You can’t stuff a stocking with chainsaw fuel, can you?
It’s in my genes, like birds heeding the instinct to fly south for the winter; a mysterious force possesses me every December, luring me to, where else? The mall.
But reject these instincts I must, for no Christmas gift would disgust my environmental extremist husband more than something from J.C. Penney. I love my husband and want to get him something he’ll like. Surely, countless women across the West are in the same predicament – what to get the man who wants nothing?
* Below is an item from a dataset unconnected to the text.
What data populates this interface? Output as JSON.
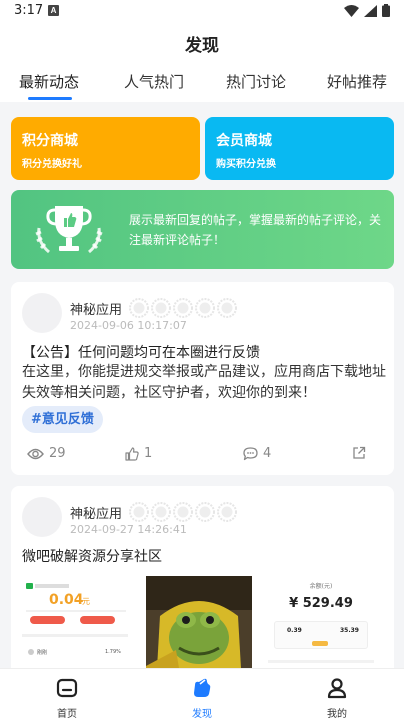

It’s time to get creative and make a list of possibilities: An energy-efficient washing machine. My husband, Dave, currently does his laundry about twice a year. Every six months or so, he trudges off to the town laundromat. His loads of socks probably make even the proprietors of Paonia Cleaners – where the local coal miners bring their work clothes to be washed – recoil in horror.
He seems to think the rainwater collection system in our off-the-grid house we built ourselves can support a real washing machine. After looking into it, I discover that the cost of one of these things surpasses our net income for the year.
How about a clothes-drying rack? Looking out the window, I see his last load of laundry hanging outside on the clothes line. Ah, the smell and feel of fresh laundry dried in the sun! But the temperature has hovered around freezing for the last few days, and his clothes are as soft as melba toast.
After a few hours of Internet research, I discover that the cheapest drying rack I can find is $50. Wal-Mart might have one for less, but let’s not go there. Literally.
I could knit him a hat. His cute, balding head is protected from the cold only by a ring of short, dark, scraggly hair that looks a lot like the tufts of wild rice grass he’s been trying to reintroduce on our land.
The house we’ve built using mostly recycled materials is theoretically supposed to stay warm in the winter. The 3-foot-wide north wall, which I affectionately call “the landfill,” contains a few old refrigerators and other defunct
appliances and is supposed to provide “thermal mass.” It’s our first winter in the house, and I’m realizing that we could have refrigerators insulating every wall and it still wouldn’t keep the house warm.
To be comfortable in our house, you’ve got to wear a hat. But really, who needs comfort? Besides, I don’t know how to knit.
There’s always the old stand-by: underwear. I’ve had success before in finding boxer shorts of various designs at thrift shops across the West. This year for his birthday I hit a gold mine at the Salvation Army: 12 pairs of briefs – tighty whities – size 40. They looked slightly big for his little behind, but at $1 a pair I couldn’t resist.
Inspired by a comic I’d read in the Funny Times, I used fabric markers to write across the butt of each pair: January, February, March, etc. Who says women should be the only ones with underwear for different days? I arranged them nicely in a discarded plastic box and made a label that read, “Men’s Pack O’ Twelve.” But September’s pair was the only size 34, and perhaps he’s been wearing them ever since.
On second thought, maybe we should take a holiday off from the underwear gift idea.
Chainsaw fuel. Now, it’s not what you’re thinking. He’s an extremist only in how he lives — he’d never sabotage anything. But he does enjoy chainsawing trees, as he firmly believes junipers in the wrong place need to be cut down. They are, after all, almost an invasive species, not to mention that they make great firewood. And there’s always the forest-fire argument.
But, buying petroleum products makes him feel as guilty as a Catholic priest from Boston, though if I buy it for him, it could be a great gift. Yet, something about a 5-gallon jug of chainsaw fuel sitting under the Christmas tree doesn’t fit my nostalgic image of a Norman Rockwell Christmas morning.
Well, I never thought I’d live in a house made out of refrigerators either, or be married to a handsome, intelligent, sensitive new-age guy who also happens to be an environmental extremist.
I guess I’ll go with the chainsaw fuel. Maybe with more fuel, we’ll get more firewood, have bigger fires in the woodstove and maybe, just maybe, be a little warmer this Christmas. What’s the point in giving a gift if you can’t find something in it for yourself?
Merrily Talbott is a contributor to Writers on the Range, a service of High Country News (hcn.org) in Paonia, Colorado, where she lives and writes.
Those units are all deed-restricted, meaning that only people who work an annual average of 30 hours per week can live there. That keeps the apartments out of the short-term rental pool and available to local residents.